_What is being asked_: Lines in the listing below that include the word "true" need to be copied.

_Input data_:
^^^^^^^^
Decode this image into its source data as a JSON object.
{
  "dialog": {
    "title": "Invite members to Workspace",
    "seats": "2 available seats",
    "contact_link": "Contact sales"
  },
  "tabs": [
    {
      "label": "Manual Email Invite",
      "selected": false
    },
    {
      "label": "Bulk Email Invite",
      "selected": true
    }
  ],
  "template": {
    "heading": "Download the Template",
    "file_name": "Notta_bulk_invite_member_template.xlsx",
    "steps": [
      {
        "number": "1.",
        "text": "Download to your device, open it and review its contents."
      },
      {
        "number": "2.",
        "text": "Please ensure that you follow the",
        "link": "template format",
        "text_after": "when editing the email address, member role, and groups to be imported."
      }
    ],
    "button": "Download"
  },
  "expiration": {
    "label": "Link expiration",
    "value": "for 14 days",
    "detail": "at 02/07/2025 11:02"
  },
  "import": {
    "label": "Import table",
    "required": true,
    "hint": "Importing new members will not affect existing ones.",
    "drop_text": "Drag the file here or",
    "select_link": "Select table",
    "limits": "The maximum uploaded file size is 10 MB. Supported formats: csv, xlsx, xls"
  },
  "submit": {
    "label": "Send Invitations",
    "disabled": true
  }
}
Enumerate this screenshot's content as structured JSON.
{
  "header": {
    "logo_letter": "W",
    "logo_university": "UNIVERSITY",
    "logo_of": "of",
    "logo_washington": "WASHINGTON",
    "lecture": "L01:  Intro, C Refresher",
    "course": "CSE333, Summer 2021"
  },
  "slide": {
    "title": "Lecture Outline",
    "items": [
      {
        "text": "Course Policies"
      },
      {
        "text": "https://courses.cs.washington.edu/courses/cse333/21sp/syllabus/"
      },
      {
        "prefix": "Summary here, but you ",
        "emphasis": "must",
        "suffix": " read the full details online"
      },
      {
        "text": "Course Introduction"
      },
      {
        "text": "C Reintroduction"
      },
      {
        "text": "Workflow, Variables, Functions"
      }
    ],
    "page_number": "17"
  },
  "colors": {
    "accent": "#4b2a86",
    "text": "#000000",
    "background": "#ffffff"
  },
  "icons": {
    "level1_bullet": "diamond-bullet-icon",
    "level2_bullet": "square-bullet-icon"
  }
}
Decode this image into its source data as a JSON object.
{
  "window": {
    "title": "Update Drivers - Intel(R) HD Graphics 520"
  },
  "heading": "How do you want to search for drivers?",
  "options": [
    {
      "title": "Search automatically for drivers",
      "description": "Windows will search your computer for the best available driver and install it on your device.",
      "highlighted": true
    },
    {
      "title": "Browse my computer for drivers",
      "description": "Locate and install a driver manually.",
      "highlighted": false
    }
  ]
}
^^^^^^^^
_Response to the task_:
      "selected": true
    "required": true,
    "disabled": true
      "highlighted": true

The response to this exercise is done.